• Data section:
^^^^

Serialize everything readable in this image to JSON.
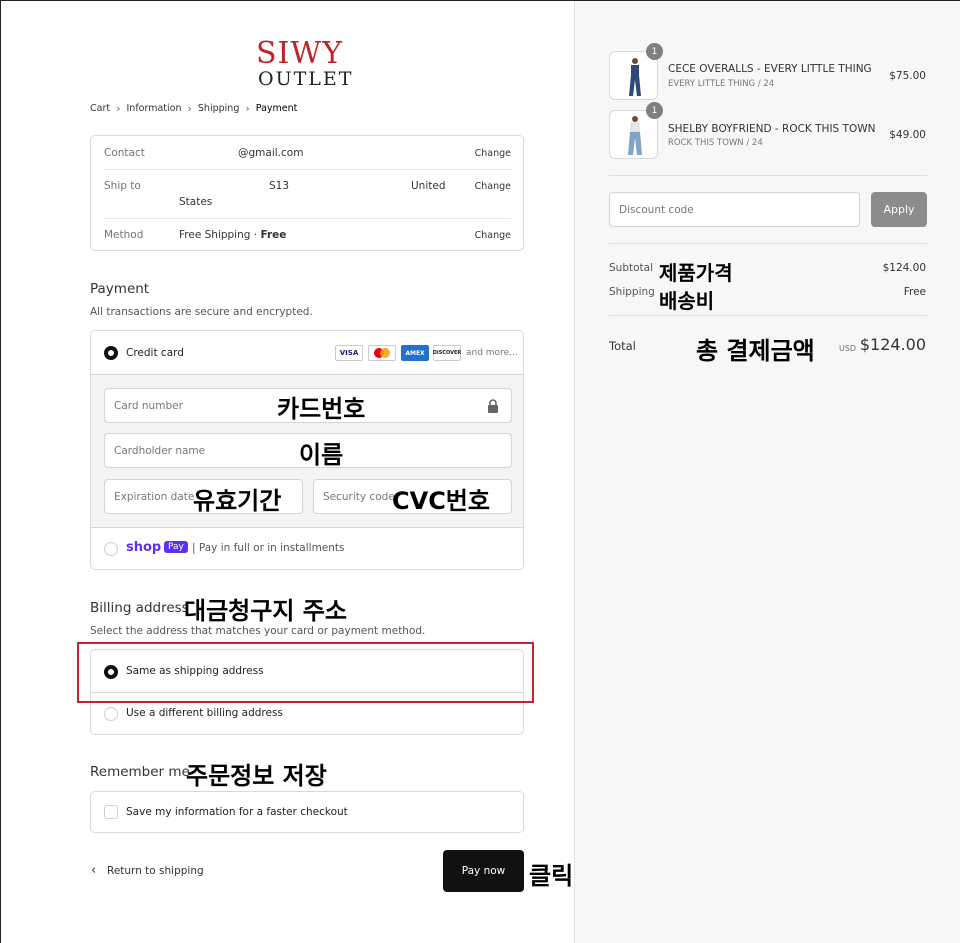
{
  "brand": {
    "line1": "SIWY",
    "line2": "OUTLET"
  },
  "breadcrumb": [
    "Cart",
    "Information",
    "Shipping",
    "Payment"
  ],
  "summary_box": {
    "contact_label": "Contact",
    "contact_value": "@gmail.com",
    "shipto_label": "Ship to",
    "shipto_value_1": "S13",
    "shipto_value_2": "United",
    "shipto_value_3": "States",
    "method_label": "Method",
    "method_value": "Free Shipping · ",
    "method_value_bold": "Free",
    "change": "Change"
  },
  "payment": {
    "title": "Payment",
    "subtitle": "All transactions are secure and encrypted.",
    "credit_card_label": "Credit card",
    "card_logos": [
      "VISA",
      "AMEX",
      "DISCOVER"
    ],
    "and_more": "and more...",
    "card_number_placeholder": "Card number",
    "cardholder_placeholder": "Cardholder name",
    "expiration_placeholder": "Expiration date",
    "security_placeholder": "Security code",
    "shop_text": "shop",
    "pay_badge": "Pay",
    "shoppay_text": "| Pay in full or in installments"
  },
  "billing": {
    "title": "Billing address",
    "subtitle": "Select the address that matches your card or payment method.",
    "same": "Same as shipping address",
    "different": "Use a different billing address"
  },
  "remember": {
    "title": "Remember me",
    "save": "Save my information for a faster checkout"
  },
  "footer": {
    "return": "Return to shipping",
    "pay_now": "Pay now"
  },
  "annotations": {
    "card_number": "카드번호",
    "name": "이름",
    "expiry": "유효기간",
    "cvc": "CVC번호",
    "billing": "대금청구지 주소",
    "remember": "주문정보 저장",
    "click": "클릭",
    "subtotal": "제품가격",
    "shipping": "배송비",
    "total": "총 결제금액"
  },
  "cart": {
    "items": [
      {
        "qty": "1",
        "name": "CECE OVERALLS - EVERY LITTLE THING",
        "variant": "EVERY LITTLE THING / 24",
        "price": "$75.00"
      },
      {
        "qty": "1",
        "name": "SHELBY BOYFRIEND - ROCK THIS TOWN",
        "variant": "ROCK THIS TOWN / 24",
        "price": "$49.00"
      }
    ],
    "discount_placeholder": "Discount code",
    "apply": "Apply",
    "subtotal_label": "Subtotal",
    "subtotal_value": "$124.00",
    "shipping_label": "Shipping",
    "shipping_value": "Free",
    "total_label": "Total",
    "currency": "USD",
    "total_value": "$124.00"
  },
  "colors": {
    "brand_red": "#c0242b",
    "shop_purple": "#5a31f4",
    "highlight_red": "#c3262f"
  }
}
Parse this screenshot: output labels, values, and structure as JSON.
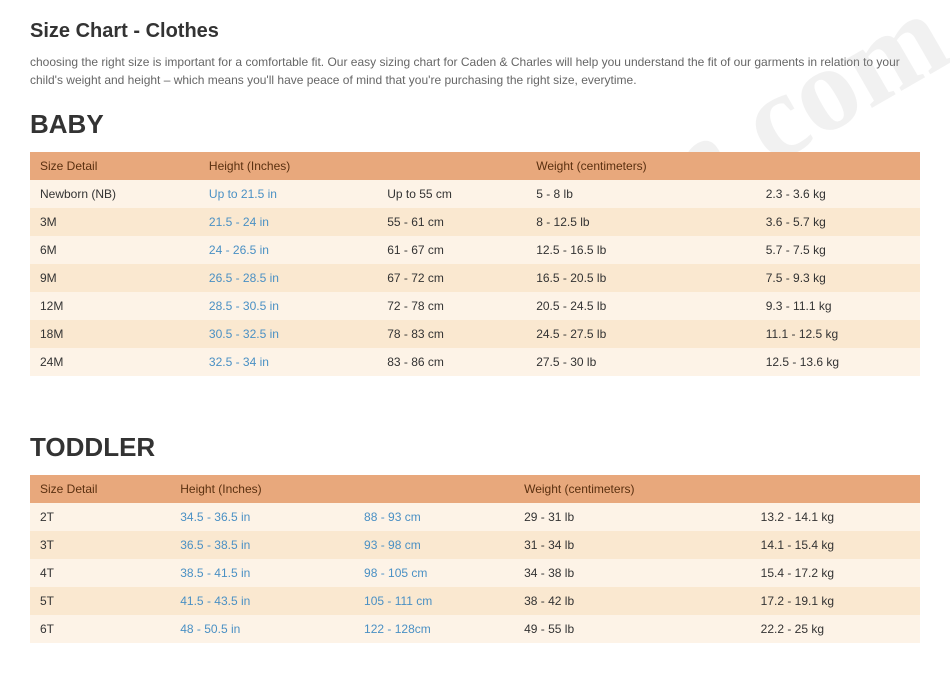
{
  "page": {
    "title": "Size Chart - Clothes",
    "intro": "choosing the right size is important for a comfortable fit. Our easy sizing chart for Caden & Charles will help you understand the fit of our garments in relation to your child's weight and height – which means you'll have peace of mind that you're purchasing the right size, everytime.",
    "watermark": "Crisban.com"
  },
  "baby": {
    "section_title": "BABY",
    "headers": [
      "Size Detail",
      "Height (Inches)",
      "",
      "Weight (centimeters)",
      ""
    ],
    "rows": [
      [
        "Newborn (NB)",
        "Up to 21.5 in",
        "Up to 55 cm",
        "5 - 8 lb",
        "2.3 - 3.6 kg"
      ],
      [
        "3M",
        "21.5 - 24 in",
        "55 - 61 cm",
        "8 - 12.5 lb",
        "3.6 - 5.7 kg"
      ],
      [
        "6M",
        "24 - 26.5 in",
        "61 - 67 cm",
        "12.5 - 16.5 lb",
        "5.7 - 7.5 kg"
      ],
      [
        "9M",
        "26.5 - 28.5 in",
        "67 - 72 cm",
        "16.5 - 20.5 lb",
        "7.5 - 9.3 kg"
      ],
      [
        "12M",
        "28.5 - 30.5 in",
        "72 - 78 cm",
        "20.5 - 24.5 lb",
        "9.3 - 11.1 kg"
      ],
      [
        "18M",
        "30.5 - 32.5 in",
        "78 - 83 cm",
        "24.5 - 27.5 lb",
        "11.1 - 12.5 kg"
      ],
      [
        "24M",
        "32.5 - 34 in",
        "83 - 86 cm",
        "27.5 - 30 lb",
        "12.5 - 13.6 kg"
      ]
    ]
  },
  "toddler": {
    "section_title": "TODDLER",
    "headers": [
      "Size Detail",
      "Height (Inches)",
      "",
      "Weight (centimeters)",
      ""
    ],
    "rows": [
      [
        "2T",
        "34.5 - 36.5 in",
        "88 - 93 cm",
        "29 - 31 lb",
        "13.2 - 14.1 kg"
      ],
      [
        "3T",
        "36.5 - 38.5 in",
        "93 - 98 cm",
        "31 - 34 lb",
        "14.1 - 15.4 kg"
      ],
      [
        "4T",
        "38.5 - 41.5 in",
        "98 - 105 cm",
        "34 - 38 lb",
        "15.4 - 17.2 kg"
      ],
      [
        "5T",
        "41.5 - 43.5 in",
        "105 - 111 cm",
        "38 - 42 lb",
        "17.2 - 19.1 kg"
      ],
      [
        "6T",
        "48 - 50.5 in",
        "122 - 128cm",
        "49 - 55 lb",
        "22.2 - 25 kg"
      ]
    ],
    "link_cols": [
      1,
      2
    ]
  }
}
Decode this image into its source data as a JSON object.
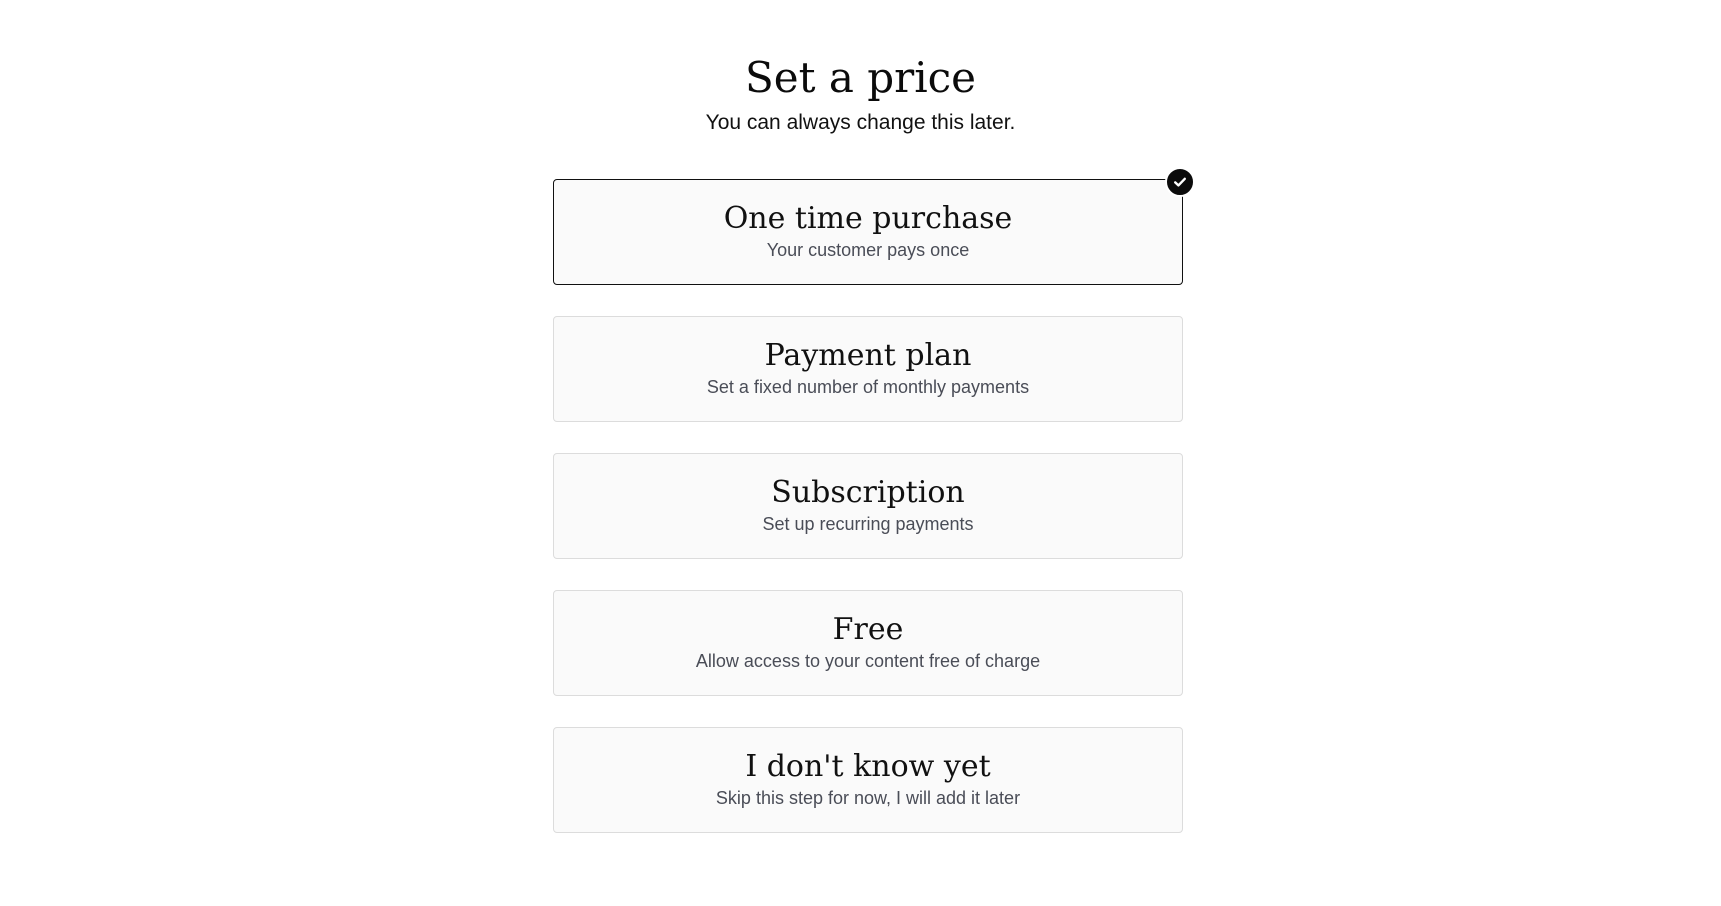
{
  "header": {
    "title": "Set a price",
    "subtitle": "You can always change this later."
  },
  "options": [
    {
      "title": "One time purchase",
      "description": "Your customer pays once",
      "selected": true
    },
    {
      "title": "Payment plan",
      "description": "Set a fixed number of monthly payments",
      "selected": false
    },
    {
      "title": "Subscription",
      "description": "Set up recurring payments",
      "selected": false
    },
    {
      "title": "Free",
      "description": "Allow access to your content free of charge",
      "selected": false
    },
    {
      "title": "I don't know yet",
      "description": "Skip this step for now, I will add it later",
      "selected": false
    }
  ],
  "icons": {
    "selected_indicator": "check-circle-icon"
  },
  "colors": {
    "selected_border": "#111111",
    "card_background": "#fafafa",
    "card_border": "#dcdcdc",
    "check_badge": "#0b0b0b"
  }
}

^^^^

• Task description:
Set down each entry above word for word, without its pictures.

• Problem solution:
Serialize everything readable in this image to JSON.
{
  "brand": {
    "line1": "SIWY",
    "line2": "OUTLET"
  },
  "breadcrumb": [
    "Cart",
    "Information",
    "Shipping",
    "Payment"
  ],
  "summary_box": {
    "contact_label": "Contact",
    "contact_value": "@gmail.com",
    "shipto_label": "Ship to",
    "shipto_value_1": "S13",
    "shipto_value_2": "United",
    "shipto_value_3": "States",
    "method_label": "Method",
    "method_value": "Free Shipping · ",
    "method_value_bold": "Free",
    "change": "Change"
  },
  "payment": {
    "title": "Payment",
    "subtitle": "All transactions are secure and encrypted.",
    "credit_card_label": "Credit card",
    "card_logos": [
      "VISA",
      "AMEX",
      "DISCOVER"
    ],
    "and_more": "and more...",
    "card_number_placeholder": "Card number",
    "cardholder_placeholder": "Cardholder name",
    "expiration_placeholder": "Expiration date",
    "security_placeholder": "Security code",
    "shop_text": "shop",
    "pay_badge": "Pay",
    "shoppay_text": "| Pay in full or in installments"
  },
  "billing": {
    "title": "Billing address",
    "subtitle": "Select the address that matches your card or payment method.",
    "same": "Same as shipping address",
    "different": "Use a different billing address"
  },
  "remember": {
    "title": "Remember me",
    "save": "Save my information for a faster checkout"
  },
  "footer": {
    "return": "Return to shipping",
    "pay_now": "Pay now"
  },
  "annotations": {
    "card_number": "카드번호",
    "name": "이름",
    "expiry": "유효기간",
    "cvc": "CVC번호",
    "billing": "대금청구지 주소",
    "remember": "주문정보 저장",
    "click": "클릭",
    "subtotal": "제품가격",
    "shipping": "배송비",
    "total": "총 결제금액"
  },
  "cart": {
    "items": [
      {
        "qty": "1",
        "name": "CECE OVERALLS - EVERY LITTLE THING",
        "variant": "EVERY LITTLE THING / 24",
        "price": "$75.00"
      },
      {
        "qty": "1",
        "name": "SHELBY BOYFRIEND - ROCK THIS TOWN",
        "variant": "ROCK THIS TOWN / 24",
        "price": "$49.00"
      }
    ],
    "discount_placeholder": "Discount code",
    "apply": "Apply",
    "subtotal_label": "Subtotal",
    "subtotal_value": "$124.00",
    "shipping_label": "Shipping",
    "shipping_value": "Free",
    "total_label": "Total",
    "currency": "USD",
    "total_value": "$124.00"
  },
  "colors": {
    "brand_red": "#c0242b",
    "shop_purple": "#5a31f4",
    "highlight_red": "#c3262f"
  }
}
Parse this screenshot: output labels, values, and structure as JSON.
{
  "page": {
    "title": "Size Chart - Clothes",
    "intro": "choosing the right size is important for a comfortable fit. Our easy sizing chart for Caden & Charles will help you understand the fit of our garments in relation to your child's weight and height – which means you'll have peace of mind that you're purchasing the right size, everytime.",
    "watermark": "Crisban.com"
  },
  "baby": {
    "section_title": "BABY",
    "headers": [
      "Size Detail",
      "Height (Inches)",
      "",
      "Weight (centimeters)",
      ""
    ],
    "rows": [
      [
        "Newborn (NB)",
        "Up to 21.5 in",
        "Up to 55 cm",
        "5 - 8 lb",
        "2.3 - 3.6 kg"
      ],
      [
        "3M",
        "21.5 - 24 in",
        "55 - 61 cm",
        "8 - 12.5 lb",
        "3.6 - 5.7 kg"
      ],
      [
        "6M",
        "24 - 26.5 in",
        "61 - 67 cm",
        "12.5 - 16.5 lb",
        "5.7 - 7.5 kg"
      ],
      [
        "9M",
        "26.5 - 28.5 in",
        "67 - 72 cm",
        "16.5 - 20.5 lb",
        "7.5 - 9.3 kg"
      ],
      [
        "12M",
        "28.5 - 30.5 in",
        "72 - 78 cm",
        "20.5 - 24.5 lb",
        "9.3 - 11.1 kg"
      ],
      [
        "18M",
        "30.5 - 32.5 in",
        "78 - 83 cm",
        "24.5 - 27.5 lb",
        "11.1 - 12.5 kg"
      ],
      [
        "24M",
        "32.5 - 34 in",
        "83 - 86 cm",
        "27.5 - 30 lb",
        "12.5 - 13.6 kg"
      ]
    ]
  },
  "toddler": {
    "section_title": "TODDLER",
    "headers": [
      "Size Detail",
      "Height (Inches)",
      "",
      "Weight (centimeters)",
      ""
    ],
    "rows": [
      [
        "2T",
        "34.5 - 36.5 in",
        "88 - 93 cm",
        "29 - 31 lb",
        "13.2 - 14.1 kg"
      ],
      [
        "3T",
        "36.5 - 38.5 in",
        "93 - 98 cm",
        "31 - 34 lb",
        "14.1 - 15.4 kg"
      ],
      [
        "4T",
        "38.5 - 41.5 in",
        "98 - 105 cm",
        "34 - 38 lb",
        "15.4 - 17.2 kg"
      ],
      [
        "5T",
        "41.5 - 43.5 in",
        "105 - 111 cm",
        "38 - 42 lb",
        "17.2 - 19.1 kg"
      ],
      [
        "6T",
        "48 - 50.5 in",
        "122 - 128cm",
        "49 - 55 lb",
        "22.2 - 25 kg"
      ]
    ],
    "link_cols": [
      1,
      2
    ]
  }
}
Decode this image into its source data as a JSON object.
{
  "header": {
    "title": "Set a price",
    "subtitle": "You can always change this later."
  },
  "options": [
    {
      "title": "One time purchase",
      "description": "Your customer pays once",
      "selected": true
    },
    {
      "title": "Payment plan",
      "description": "Set a fixed number of monthly payments",
      "selected": false
    },
    {
      "title": "Subscription",
      "description": "Set up recurring payments",
      "selected": false
    },
    {
      "title": "Free",
      "description": "Allow access to your content free of charge",
      "selected": false
    },
    {
      "title": "I don't know yet",
      "description": "Skip this step for now, I will add it later",
      "selected": false
    }
  ],
  "icons": {
    "selected_indicator": "check-circle-icon"
  },
  "colors": {
    "selected_border": "#111111",
    "card_background": "#fafafa",
    "card_border": "#dcdcdc",
    "check_badge": "#0b0b0b"
  }
}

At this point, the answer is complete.